Conditions: Mostly sunny with a light breeze
It was a gorgeous weekend, so the three of us said goodbye to the cats and struck out for an adventure. Our intended destination was the well –named (but poorly-spelled) Catherine Mountain in Downeastern Maine. Once we started hiking, though, we zigged when we should have zagged and ended up at the base of Caribou Mountain instead.
This change of plans seemed to appeal to the caninaturalist, though she looked more than a little disappointed when she discovered that the last living caribou (Rangifer tarandus) was seen in Maine during the early 1930s. Clearly, we had pulled some kind of sinister bait and switch. Ari scowled. I offered to rename the mountain “No Caribou Mountain.” This didn’t strike her as clever.
We told her that this is black bear (Ursus americanus) country: right now sleeping females are waking up just long enough to give birth to a cub. Immediately afterwards, she will fall back asleep for the remainder of the late winter while the cub quietly nurses and tries not to disturb mom. Greg and I love this fact, particularly since it seems to fly in the face of evolutionary biology—or at least successful reproduction. Ari didn't share our interest, probably because—once again—there would be no actual animals for her to observe.
Still, she was mostly a good sport about the trip.
Ari adores being in the woods: I think it taps into a primordial desire to throw off the mantle of domestication and try out life as a wolfy, wild thing. She bites at the air and assumes very serious expressions and pretends not to notice that she is still attached to a leash. This is her best wild dog face. What do you think?
Being a wild dog also means you have to pretend not to notice the terrible racket humans make on their snowshoes, which are noisy enough to ensure any self-respecting animal in a 2-mile radius would make itself scarce. Dogs on leashes don't get to make these choices. This can make them quietly vindictive: I’m pretty certain I heard wolfy laughter as I tripped over a submerged root and went sailing. Domestication is tough, especially when you really, really want to be a wild dog.
Or a fit human.
Caribou Mountain is no slouch, at least by East Coast standards. The vertical rise is close to 1000 feet, and the pitch is remarkably steep in spots. Greg and I were well-winded by the time we reached the top; Ari, on the other hand, looked bored: Hey, guys, when does the real hike start?

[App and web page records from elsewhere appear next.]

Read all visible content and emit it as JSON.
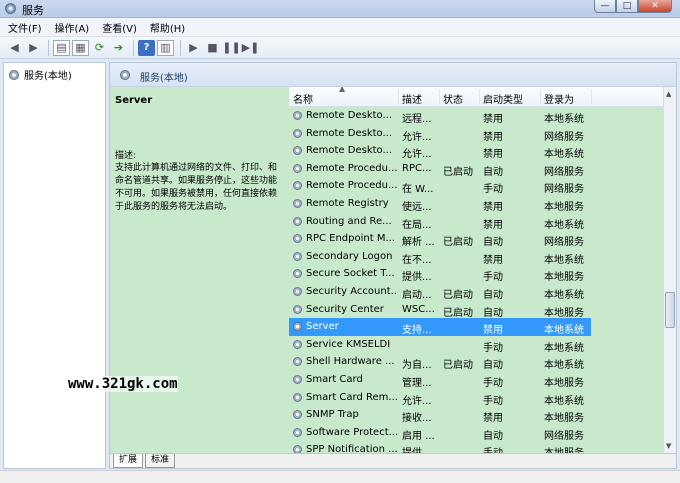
{
  "window": {
    "title": "服务",
    "min": "—",
    "max": "□",
    "close": "✕"
  },
  "menu": [
    "文件(F)",
    "操作(A)",
    "查看(V)",
    "帮助(H)"
  ],
  "tree": {
    "root": "服务(本地)"
  },
  "main_header": "服务(本地)",
  "detail": {
    "service_name": "Server",
    "desc_label": "描述:",
    "desc_text": "支持此计算机通过网络的文件、打印、和命名管道共享。如果服务停止，这些功能不可用。如果服务被禁用，任何直接依赖于此服务的服务将无法启动。"
  },
  "columns": {
    "name": "名称",
    "desc": "描述",
    "status": "状态",
    "startup": "启动类型",
    "logon": "登录为"
  },
  "services": [
    {
      "name": "Remote Deskto...",
      "desc": "远程...",
      "status": "",
      "startup": "禁用",
      "logon": "本地系统"
    },
    {
      "name": "Remote Deskto...",
      "desc": "允许...",
      "status": "",
      "startup": "禁用",
      "logon": "网络服务"
    },
    {
      "name": "Remote Deskto...",
      "desc": "允许...",
      "status": "",
      "startup": "禁用",
      "logon": "本地系统"
    },
    {
      "name": "Remote Procedu...",
      "desc": "RPC...",
      "status": "已启动",
      "startup": "自动",
      "logon": "网络服务"
    },
    {
      "name": "Remote Procedu...",
      "desc": "在 W...",
      "status": "",
      "startup": "手动",
      "logon": "网络服务"
    },
    {
      "name": "Remote Registry",
      "desc": "使远...",
      "status": "",
      "startup": "禁用",
      "logon": "本地服务"
    },
    {
      "name": "Routing and Re...",
      "desc": "在局...",
      "status": "",
      "startup": "禁用",
      "logon": "本地系统"
    },
    {
      "name": "RPC Endpoint M...",
      "desc": "解析 ...",
      "status": "已启动",
      "startup": "自动",
      "logon": "网络服务"
    },
    {
      "name": "Secondary Logon",
      "desc": "在不...",
      "status": "",
      "startup": "禁用",
      "logon": "本地系统"
    },
    {
      "name": "Secure Socket T...",
      "desc": "提供...",
      "status": "",
      "startup": "手动",
      "logon": "本地服务"
    },
    {
      "name": "Security Account...",
      "desc": "启动...",
      "status": "已启动",
      "startup": "自动",
      "logon": "本地系统"
    },
    {
      "name": "Security Center",
      "desc": "WSC...",
      "status": "已启动",
      "startup": "自动",
      "logon": "本地服务"
    },
    {
      "name": "Server",
      "desc": "支持...",
      "status": "",
      "startup": "禁用",
      "logon": "本地系统",
      "selected": true
    },
    {
      "name": "Service KMSELDI",
      "desc": "",
      "status": "",
      "startup": "手动",
      "logon": "本地系统"
    },
    {
      "name": "Shell Hardware ...",
      "desc": "为自...",
      "status": "已启动",
      "startup": "自动",
      "logon": "本地系统"
    },
    {
      "name": "Smart Card",
      "desc": "管理...",
      "status": "",
      "startup": "手动",
      "logon": "本地服务"
    },
    {
      "name": "Smart Card Rem...",
      "desc": "允许...",
      "status": "",
      "startup": "手动",
      "logon": "本地系统"
    },
    {
      "name": "SNMP Trap",
      "desc": "接收...",
      "status": "",
      "startup": "禁用",
      "logon": "本地服务"
    },
    {
      "name": "Software Protect...",
      "desc": "启用 ...",
      "status": "",
      "startup": "自动",
      "logon": "网络服务"
    },
    {
      "name": "SPP Notification ...",
      "desc": "提供 ...",
      "status": "",
      "startup": "手动",
      "logon": "本地服务"
    }
  ],
  "tabs": [
    "扩展",
    "标准"
  ],
  "watermark": "www.321gk.com",
  "colors": {
    "detail_bg": "#c8e9cc",
    "selection": "#3399ff",
    "window_frame": "#dfe9f5"
  }
}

I told her I thought she was showing off. She pretended not to hear.
Her wolfy resolve crumbled, though, as soon as we stopped for lunch. Wild things don’t eat peanut butter sandwiches. She took half of one anyway. And, once we reached the truck, she made no bones about fashioning an elaborate nest out of our winter coats and snoozing the whole way home. Wild canid? Maybe not today.